EXERCISE — Without the pictures, give the entries below again exactly as written.

• • •

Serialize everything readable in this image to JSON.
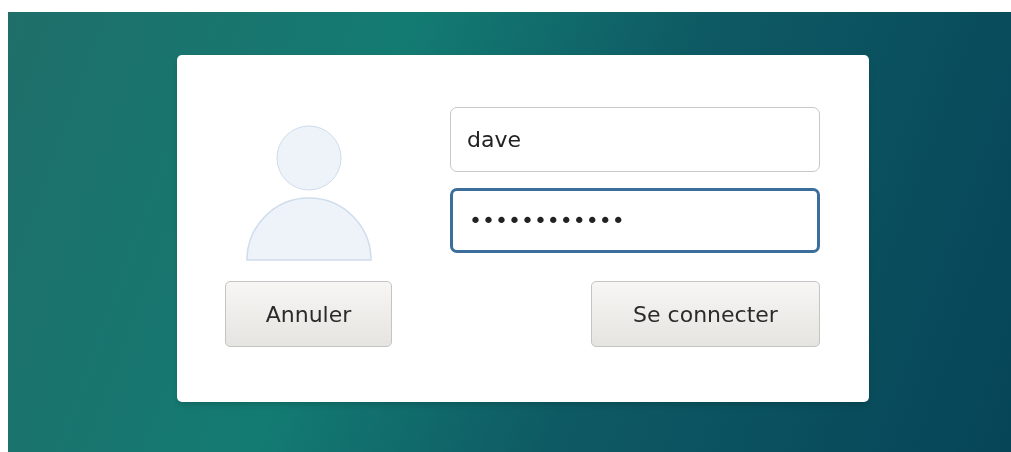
{
  "login": {
    "username": {
      "value": "dave",
      "focused": false
    },
    "password": {
      "value": "••••••••••••",
      "focused": true
    },
    "buttons": [
      {
        "label": "Annuler",
        "kind": "cancel"
      },
      {
        "label": "Se connecter",
        "kind": "submit"
      }
    ]
  }
}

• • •

EXERCISE ANSWER —
Serialize everything readable in this image to JSON.
{
  "login": {
    "username": {
      "value": "dave",
      "focused": false
    },
    "password": {
      "value": "••••••••••••",
      "focused": true
    },
    "buttons": [
      {
        "label": "Annuler",
        "kind": "cancel"
      },
      {
        "label": "Se connecter",
        "kind": "submit"
      }
    ]
  }
}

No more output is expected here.